“Football’s monopolistic structure will be further entrenched under the proposed, so-called reforms,” a FIFPro statement read.
“There will be even more power in the hands of the confederations and national member associations of FIFA who have been the source of corruption and the worst crisis in FIFA’s history.
FIFPro feel the suggested changes need to be overhauled “otherwise, we’re faced with a potentially worse scenario than before”.
The players union are also concerned at some of the pledges being made by the five candidates in the running to replace banned FIFA President Sepp Blatter at the head of the scandal-hit governing body.
Asian Football Confederation President Shaikh Salman Bin Ibrahim Al Khalifa, UEFA general secretary Gianni Infantino, Jordanian Football Association President Prince Ali Bin Al Hussein, Frenchman Jérôme Champagne and South African businessman Tokyo Sexwale are vying for FIFA’s top job.
Blatter’s successor is due to be chosen at an Extraordinary Congress in Zurich on February 26.
“It’s alarming that these very same organisations are set to be rewarded with more FIFA grants, more World Cup spots, and more places on the FIFA Executive Committee,” said FIFPro.

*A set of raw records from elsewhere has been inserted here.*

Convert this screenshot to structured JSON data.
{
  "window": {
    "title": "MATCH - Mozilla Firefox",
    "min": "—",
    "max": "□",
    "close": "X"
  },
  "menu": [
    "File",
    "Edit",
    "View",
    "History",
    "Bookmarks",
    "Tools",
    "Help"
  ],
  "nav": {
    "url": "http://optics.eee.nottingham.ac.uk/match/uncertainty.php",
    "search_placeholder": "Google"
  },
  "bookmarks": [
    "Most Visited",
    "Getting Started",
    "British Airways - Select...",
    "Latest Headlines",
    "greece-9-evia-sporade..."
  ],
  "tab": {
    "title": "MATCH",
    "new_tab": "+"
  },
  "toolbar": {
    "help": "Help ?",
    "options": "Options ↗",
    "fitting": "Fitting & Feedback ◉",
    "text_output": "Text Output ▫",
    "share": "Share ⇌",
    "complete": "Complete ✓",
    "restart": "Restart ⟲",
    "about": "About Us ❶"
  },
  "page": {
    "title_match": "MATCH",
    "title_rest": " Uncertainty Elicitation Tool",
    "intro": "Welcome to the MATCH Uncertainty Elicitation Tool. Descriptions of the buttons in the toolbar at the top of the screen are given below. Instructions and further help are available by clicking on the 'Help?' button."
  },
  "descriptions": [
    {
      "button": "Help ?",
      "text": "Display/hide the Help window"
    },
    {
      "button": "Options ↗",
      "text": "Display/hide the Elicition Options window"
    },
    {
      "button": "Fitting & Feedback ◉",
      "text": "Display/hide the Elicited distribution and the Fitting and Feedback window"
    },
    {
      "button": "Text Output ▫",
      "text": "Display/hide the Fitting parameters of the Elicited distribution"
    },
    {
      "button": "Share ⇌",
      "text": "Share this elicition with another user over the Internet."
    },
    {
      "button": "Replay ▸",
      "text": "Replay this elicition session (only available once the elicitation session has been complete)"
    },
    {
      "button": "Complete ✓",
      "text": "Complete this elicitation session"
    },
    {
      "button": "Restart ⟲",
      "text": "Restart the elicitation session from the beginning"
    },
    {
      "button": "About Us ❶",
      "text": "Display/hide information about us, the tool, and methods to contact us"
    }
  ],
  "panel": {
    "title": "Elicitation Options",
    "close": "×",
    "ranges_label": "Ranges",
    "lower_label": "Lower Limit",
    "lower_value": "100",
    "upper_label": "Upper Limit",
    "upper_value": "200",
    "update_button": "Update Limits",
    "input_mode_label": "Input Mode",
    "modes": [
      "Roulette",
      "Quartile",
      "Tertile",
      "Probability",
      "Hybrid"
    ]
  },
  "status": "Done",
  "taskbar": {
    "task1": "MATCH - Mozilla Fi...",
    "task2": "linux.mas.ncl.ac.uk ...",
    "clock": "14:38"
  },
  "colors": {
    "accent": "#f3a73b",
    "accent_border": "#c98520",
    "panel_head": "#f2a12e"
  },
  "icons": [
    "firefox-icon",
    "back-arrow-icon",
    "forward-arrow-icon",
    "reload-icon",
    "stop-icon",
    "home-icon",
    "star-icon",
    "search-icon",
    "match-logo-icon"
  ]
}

FIFPro’s comments come despite the reforms featuring establishing a dedicated Football Stakeholders Committee, made up of players and representatives from clubs and leagues.
It has been claimed this is a crucial step to including those involved in the game at the top level of footballing governance.
The European Club Association have criticised the proposed reforms, claiming they prove world football’s governing body is “unable to deliver a sustainable governance model which is fit for the 21st century”.
- By Liam Morgan
- Republished with permission insidethegames.biz